START The input

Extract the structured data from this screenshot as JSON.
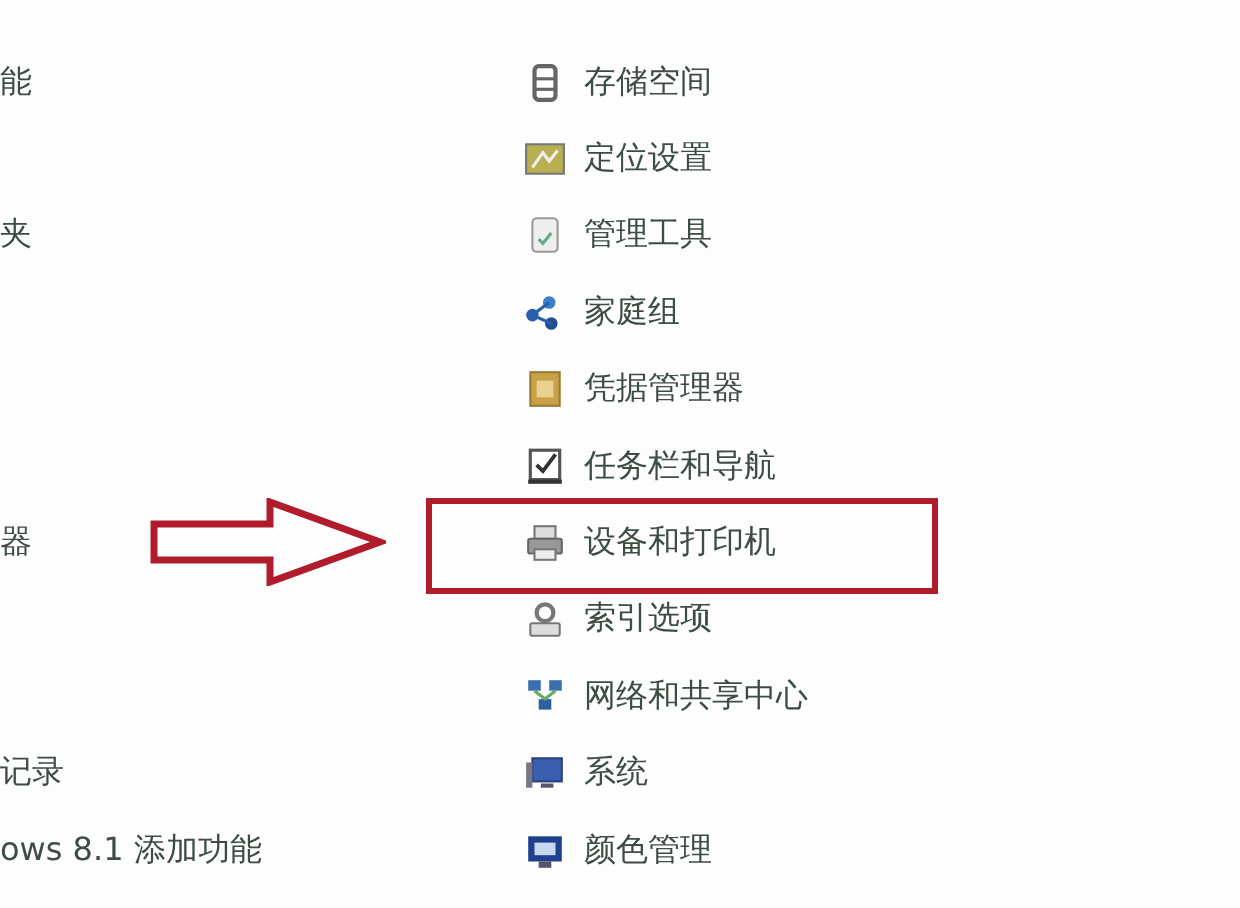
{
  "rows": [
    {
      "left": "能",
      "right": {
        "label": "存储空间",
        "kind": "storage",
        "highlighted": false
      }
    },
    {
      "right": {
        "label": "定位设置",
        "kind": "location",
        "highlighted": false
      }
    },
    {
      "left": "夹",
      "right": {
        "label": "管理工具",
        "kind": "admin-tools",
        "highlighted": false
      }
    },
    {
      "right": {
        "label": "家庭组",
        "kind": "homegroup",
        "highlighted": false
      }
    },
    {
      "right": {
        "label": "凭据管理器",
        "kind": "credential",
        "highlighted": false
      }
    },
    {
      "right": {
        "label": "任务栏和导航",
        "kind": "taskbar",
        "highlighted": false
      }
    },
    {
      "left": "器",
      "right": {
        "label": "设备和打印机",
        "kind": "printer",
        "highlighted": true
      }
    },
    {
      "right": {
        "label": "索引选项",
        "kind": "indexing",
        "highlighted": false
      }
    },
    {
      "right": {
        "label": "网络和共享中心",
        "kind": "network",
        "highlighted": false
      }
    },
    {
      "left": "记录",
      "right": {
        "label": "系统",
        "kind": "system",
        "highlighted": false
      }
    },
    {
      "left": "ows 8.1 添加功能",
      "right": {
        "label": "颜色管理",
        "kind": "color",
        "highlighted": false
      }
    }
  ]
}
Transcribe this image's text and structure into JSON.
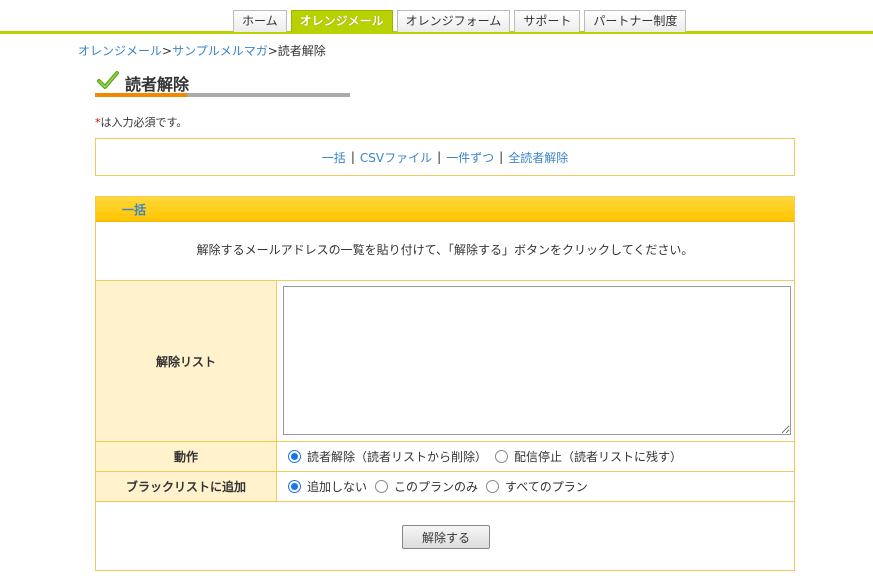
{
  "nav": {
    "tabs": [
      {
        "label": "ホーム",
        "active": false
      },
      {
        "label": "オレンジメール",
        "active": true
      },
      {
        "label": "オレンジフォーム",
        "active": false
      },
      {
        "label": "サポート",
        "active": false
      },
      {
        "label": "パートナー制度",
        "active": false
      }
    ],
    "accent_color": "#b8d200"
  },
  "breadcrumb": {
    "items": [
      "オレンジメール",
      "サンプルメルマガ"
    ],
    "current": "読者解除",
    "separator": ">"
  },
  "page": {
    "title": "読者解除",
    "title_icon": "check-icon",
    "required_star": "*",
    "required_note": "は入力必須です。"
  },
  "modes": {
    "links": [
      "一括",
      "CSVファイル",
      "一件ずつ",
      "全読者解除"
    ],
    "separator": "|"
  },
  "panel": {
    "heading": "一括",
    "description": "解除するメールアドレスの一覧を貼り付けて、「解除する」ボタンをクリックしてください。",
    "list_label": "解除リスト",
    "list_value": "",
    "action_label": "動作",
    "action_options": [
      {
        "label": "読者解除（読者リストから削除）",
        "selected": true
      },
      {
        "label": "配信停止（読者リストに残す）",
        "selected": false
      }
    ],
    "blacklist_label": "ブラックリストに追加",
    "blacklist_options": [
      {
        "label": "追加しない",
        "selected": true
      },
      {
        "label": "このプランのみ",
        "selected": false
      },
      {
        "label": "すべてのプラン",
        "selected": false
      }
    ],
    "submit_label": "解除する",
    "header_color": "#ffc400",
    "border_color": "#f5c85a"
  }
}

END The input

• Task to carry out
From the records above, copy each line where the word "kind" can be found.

• Result for this exercise
        "kind": "storage",
        "kind": "location",
        "kind": "admin-tools",
        "kind": "homegroup",
        "kind": "credential",
        "kind": "taskbar",
        "kind": "printer",
        "kind": "indexing",
        "kind": "network",
        "kind": "system",
        "kind": "color",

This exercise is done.